─── Provided information ───

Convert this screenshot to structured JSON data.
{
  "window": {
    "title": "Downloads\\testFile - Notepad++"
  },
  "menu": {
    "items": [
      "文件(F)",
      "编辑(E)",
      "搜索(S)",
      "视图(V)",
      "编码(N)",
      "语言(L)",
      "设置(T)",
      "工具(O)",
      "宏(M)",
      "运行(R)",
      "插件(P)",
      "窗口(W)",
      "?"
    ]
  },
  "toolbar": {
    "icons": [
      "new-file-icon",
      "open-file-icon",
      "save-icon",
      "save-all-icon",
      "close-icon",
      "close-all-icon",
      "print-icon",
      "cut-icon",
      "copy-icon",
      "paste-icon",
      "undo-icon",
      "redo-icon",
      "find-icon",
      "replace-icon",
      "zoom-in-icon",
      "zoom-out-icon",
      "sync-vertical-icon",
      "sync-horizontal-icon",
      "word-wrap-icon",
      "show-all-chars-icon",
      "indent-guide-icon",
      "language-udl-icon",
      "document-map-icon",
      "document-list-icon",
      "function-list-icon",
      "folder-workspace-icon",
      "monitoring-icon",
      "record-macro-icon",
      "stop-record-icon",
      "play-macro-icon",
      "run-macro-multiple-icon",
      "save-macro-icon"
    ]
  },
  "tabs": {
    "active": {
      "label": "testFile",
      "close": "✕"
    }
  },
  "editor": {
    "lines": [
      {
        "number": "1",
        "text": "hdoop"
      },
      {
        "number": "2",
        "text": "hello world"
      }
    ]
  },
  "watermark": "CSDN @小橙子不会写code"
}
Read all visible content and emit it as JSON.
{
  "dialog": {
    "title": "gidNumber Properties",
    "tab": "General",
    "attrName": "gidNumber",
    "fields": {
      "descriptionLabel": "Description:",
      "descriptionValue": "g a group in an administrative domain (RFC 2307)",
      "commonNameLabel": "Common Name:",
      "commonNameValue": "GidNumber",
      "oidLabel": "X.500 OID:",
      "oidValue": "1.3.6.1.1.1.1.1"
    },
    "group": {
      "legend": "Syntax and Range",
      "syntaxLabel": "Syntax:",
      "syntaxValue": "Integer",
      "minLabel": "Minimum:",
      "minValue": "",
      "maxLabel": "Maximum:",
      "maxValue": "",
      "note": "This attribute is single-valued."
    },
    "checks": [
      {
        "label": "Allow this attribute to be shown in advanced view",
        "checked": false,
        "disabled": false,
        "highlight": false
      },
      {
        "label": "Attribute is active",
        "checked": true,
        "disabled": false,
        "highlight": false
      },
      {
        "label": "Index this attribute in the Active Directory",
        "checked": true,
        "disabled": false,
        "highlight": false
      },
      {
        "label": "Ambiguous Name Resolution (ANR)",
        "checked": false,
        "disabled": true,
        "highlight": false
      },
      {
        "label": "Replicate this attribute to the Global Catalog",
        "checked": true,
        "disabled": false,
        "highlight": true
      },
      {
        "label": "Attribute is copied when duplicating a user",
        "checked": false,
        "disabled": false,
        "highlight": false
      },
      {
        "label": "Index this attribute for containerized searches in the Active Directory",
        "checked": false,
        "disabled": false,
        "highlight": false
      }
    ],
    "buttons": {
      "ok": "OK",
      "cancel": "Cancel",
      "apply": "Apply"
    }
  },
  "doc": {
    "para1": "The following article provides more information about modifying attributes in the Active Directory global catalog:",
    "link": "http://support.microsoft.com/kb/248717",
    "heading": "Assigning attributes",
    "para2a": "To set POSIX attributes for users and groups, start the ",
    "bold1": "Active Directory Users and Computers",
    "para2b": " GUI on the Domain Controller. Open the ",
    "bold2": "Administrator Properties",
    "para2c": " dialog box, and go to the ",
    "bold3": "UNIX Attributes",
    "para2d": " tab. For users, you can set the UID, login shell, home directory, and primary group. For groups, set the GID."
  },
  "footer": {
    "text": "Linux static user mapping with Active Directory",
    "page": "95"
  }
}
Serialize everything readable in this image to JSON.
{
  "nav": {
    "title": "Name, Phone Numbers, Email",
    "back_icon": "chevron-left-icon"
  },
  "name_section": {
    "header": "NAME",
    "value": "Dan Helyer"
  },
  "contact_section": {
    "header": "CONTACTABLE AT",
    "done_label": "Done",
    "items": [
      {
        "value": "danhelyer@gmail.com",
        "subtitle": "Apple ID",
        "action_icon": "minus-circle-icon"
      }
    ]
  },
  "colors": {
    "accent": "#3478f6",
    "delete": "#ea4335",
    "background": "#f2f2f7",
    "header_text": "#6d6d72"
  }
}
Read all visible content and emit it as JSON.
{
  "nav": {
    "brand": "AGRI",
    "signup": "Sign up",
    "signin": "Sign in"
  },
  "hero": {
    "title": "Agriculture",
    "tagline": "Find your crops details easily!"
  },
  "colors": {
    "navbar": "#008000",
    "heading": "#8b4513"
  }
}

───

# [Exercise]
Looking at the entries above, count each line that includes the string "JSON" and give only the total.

# [Result for this exercise]
4